Crypto is on a wild ride with some speculators recently losing life savings even as others stay the course and continue to buy in. One of the parties along for the ride is the Internal Revenue Service (IRS), which scored a big win in the U.S. District Court in September. The Court cleared the way for the agency to obtain client records maintained by a crypto platform. The move allows the IRS to identify taxpayers with unreported income on crypto transactions.
The Department of Justice (DOJ) recently announced that the U.S. District Court authorized a summons upon M.Y. Safra Bank to provide information to the IRS on taxpayers. The IRS is looking to identify taxpayers who may be committing tax fraud by using cryptocurrency, a platform that has only in recent years gained strong interest from the IRS. In this summons, the IRS is particularly looking at transactions brokered through SFOX, a crypto dealer.
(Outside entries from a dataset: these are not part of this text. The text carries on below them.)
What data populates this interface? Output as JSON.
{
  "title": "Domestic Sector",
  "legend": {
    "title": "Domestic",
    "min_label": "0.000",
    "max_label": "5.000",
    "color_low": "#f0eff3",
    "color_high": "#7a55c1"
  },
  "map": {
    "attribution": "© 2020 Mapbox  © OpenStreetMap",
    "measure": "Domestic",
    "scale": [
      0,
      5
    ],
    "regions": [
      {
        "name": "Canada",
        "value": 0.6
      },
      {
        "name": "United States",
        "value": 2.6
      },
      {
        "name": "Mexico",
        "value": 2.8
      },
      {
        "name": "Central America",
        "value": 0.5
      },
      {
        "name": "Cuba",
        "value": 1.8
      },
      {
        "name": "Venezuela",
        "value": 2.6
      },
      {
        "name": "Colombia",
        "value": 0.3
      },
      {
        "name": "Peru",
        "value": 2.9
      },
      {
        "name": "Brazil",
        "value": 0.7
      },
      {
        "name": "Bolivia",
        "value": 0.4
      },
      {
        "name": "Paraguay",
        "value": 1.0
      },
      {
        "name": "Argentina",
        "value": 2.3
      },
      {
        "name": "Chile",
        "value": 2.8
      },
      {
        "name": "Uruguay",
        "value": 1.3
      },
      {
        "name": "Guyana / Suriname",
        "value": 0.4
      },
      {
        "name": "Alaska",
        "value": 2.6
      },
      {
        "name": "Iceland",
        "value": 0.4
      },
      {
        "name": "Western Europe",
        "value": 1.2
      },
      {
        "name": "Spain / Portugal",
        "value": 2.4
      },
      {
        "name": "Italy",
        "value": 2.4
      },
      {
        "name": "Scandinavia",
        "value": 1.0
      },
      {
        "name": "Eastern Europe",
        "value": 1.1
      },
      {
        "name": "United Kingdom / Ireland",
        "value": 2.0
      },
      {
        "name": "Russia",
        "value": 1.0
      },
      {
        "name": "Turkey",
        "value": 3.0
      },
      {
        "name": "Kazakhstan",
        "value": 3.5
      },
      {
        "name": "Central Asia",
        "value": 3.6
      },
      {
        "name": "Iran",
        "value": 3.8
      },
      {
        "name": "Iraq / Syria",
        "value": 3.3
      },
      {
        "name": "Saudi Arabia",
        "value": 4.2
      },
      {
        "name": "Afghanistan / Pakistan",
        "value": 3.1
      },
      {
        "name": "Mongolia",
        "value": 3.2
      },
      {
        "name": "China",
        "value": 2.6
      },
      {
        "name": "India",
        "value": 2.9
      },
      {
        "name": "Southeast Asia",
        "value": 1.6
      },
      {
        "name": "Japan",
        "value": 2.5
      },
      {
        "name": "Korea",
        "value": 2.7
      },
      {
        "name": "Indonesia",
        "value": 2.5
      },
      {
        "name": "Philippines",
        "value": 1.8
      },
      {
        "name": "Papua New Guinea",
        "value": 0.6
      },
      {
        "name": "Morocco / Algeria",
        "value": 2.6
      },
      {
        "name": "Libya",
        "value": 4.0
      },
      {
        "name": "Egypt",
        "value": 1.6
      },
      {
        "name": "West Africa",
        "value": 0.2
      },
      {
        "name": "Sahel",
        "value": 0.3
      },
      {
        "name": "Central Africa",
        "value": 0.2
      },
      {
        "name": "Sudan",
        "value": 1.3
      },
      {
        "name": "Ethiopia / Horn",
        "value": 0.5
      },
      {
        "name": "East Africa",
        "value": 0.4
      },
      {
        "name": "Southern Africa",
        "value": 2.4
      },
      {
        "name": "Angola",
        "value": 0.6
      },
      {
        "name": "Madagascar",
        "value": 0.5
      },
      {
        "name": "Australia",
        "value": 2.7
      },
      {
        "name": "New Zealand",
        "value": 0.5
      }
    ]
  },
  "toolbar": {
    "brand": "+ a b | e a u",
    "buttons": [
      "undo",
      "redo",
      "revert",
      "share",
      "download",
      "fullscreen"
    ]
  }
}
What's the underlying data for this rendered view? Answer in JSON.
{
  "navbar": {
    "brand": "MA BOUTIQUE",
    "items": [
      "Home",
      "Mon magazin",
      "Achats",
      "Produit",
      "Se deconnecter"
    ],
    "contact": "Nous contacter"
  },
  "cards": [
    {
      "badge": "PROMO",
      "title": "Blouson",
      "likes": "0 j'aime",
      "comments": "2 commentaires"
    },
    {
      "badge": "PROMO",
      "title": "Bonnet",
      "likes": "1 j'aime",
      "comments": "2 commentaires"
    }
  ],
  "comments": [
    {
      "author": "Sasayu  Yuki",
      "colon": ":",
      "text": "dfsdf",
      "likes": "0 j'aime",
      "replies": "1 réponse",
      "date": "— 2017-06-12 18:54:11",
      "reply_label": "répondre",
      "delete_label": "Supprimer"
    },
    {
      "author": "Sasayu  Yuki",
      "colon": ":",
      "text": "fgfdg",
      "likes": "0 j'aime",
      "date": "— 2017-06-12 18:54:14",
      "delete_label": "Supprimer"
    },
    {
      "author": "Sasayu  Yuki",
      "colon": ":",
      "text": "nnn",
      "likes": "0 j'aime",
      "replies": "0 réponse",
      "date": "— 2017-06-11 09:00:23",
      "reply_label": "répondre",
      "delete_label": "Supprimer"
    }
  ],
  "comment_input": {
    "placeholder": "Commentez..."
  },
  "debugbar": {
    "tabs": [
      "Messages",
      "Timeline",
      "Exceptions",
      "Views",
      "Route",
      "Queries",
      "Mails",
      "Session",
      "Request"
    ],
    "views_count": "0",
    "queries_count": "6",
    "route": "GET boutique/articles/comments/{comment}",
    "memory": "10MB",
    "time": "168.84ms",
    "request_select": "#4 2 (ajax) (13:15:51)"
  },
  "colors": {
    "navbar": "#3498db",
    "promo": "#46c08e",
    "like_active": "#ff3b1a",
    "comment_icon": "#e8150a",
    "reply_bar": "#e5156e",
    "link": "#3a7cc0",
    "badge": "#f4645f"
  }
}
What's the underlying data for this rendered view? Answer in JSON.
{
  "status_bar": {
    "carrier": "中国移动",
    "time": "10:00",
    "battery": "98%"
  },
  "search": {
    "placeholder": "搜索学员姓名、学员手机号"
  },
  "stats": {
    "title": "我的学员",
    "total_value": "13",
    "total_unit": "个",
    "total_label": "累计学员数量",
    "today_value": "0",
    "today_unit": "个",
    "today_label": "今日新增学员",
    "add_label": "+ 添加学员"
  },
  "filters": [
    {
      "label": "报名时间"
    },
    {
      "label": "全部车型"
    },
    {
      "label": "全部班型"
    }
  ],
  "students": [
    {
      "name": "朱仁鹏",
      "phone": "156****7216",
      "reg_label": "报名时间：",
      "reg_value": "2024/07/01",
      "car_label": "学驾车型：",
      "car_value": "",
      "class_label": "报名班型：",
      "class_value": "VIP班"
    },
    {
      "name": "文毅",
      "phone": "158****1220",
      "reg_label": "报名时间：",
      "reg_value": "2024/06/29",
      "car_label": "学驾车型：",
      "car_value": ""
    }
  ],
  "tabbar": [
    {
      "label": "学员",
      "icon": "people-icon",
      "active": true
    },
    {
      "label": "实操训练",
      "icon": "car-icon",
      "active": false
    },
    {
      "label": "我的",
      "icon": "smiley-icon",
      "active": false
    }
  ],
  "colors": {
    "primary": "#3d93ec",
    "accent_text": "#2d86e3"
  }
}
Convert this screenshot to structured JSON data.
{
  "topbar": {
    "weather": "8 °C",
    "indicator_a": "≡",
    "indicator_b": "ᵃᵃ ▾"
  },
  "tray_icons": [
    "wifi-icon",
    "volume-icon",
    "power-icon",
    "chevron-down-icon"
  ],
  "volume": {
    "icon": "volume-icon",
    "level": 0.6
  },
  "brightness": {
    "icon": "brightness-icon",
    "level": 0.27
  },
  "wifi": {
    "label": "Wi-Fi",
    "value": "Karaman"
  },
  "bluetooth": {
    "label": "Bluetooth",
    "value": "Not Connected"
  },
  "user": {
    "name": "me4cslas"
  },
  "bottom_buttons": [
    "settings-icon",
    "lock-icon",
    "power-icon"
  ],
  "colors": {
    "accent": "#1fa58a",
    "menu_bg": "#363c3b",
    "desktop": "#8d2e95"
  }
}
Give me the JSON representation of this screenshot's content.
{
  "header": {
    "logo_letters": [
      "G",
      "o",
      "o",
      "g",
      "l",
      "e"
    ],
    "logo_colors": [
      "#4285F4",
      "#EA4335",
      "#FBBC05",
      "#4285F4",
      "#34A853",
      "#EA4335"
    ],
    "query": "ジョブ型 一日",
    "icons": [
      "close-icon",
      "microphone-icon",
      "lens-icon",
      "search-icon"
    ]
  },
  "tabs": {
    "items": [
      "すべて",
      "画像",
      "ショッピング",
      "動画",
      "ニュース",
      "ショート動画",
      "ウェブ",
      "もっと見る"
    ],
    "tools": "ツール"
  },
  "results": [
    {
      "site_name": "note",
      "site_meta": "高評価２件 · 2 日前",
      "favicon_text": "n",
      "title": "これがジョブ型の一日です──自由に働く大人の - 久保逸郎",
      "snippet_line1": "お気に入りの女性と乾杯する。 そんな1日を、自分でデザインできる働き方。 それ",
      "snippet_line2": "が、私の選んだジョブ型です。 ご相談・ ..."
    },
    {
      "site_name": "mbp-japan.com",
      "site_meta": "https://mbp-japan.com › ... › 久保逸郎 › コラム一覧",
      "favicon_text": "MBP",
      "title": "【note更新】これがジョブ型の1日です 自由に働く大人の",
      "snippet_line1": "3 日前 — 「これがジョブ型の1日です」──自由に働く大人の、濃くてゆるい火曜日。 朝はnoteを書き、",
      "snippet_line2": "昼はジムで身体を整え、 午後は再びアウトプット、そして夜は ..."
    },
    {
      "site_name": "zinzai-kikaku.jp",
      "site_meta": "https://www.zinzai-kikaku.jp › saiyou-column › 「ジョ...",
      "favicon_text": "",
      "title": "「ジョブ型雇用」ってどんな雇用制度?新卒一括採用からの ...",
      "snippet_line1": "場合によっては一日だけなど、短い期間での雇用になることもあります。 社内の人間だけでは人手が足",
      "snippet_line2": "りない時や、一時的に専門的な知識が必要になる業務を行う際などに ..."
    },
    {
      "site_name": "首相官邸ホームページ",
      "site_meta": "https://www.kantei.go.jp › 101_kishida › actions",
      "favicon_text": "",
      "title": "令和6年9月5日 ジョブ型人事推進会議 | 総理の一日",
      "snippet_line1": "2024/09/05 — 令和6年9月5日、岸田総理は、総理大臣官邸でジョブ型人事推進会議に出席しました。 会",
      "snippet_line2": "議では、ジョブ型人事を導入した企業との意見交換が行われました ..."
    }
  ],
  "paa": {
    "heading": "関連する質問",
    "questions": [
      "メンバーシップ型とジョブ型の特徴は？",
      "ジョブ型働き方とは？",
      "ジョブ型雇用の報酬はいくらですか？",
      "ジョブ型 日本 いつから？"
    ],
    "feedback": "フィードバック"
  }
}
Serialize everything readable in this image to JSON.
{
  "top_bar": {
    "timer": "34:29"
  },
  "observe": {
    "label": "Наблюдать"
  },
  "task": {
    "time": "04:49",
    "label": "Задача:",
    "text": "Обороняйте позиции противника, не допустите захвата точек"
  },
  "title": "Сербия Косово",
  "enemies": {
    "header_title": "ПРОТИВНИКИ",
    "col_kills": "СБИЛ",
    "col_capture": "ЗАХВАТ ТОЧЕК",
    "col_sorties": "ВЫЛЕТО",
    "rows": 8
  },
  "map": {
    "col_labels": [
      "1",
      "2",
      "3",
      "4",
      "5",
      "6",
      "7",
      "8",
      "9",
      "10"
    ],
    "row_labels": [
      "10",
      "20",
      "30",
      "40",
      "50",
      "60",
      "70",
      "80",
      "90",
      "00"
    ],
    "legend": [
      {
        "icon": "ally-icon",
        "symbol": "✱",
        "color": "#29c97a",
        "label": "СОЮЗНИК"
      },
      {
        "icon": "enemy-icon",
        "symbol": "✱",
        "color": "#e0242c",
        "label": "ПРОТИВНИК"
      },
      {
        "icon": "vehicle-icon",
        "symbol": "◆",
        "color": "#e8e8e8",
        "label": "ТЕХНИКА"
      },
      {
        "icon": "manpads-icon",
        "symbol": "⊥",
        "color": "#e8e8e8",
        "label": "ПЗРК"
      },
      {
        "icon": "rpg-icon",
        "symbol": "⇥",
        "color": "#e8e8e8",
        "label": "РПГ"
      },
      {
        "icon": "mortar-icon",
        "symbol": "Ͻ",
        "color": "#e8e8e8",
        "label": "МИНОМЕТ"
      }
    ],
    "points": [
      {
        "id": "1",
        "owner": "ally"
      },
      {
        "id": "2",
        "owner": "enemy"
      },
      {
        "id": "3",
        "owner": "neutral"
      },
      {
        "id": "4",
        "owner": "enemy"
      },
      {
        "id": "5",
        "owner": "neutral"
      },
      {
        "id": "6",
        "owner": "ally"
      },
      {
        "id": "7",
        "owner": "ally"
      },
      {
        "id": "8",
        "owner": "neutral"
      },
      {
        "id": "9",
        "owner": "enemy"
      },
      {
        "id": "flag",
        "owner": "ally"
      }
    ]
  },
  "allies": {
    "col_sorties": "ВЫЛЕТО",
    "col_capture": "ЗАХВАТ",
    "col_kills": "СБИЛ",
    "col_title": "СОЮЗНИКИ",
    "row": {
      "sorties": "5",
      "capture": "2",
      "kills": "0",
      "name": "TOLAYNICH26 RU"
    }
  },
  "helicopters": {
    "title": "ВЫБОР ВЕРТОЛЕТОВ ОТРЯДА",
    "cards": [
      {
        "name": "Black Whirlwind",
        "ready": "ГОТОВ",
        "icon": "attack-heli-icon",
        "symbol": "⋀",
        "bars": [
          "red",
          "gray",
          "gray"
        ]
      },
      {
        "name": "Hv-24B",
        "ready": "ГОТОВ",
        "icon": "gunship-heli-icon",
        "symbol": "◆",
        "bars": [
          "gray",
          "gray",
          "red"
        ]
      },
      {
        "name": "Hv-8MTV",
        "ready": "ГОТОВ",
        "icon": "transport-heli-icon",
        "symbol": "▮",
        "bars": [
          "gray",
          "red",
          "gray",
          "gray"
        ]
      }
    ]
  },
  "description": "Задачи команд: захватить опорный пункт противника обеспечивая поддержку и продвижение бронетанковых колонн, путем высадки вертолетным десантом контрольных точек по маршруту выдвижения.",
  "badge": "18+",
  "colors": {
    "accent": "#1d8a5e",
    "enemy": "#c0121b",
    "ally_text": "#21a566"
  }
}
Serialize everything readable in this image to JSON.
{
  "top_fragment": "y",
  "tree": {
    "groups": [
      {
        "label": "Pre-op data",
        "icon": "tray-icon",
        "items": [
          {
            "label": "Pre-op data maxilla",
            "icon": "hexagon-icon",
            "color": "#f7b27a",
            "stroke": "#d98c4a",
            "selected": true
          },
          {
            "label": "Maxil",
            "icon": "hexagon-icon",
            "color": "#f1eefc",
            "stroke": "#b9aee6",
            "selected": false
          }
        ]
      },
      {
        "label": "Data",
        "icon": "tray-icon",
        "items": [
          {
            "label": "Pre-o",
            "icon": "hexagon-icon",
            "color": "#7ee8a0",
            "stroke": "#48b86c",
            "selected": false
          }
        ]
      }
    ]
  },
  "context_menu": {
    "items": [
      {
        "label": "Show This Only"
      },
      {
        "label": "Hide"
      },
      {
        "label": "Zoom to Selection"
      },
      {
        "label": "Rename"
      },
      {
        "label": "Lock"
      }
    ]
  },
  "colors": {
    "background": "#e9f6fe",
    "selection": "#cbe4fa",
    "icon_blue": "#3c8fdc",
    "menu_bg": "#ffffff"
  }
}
SFOX uses the services of M.Y. Safra Bank, which has its headquarters in New York.
The aim of the IRS is deceptively simple. Just as the IRS presses to pursue taxpayers for failure to file income tax returns and pay their tax liability, the agency is pursuing those who have shifted wealth into cyber platforms. In 2020, the IRS added a crypto earnings question to tax returns and in 2021, legislation passed with the infrastructure bill requires annual tax reporting from crypto brokers beginning in January 2023.
While crypto remains an enigma to many, the digital currency continues to make inroads, even as it proves itself—at least at present—unstable. As noted by a Deputy Assistant Attorney working with the SFOX matter, “Taxpayers are required to truthfully report their tax liabilities on their returns, and liabilities that arise from cryptocurrency transactions are not exempt. The government is committed to using all of the tools at its disposal, including John Doe summonses, to identify taxpayers who have understated their tax liabilities by not reporting cryptocurrency transactions, and to make sure that everyone pays their fair share.”
As scrutiny of digital currency by the IRS tightens, take stock of your own cyber coin. If you know you are not compliant, speak with a tax attorney about options for amending your returns—before the IRS reaches out to speak with you.
An experienced tax attorney helps if you are facing a tax controversy or criminal tax charge
Serving local and international clients from offices in Chicago and Cleveland, the tax group at Robert J. Fedor, Esq., LLC helps you respond strategically to questions about offshore tax investment, cyber disclosure, or allegations surrounding fraudulent tax returns. Call 800-579-0997 or contact us today.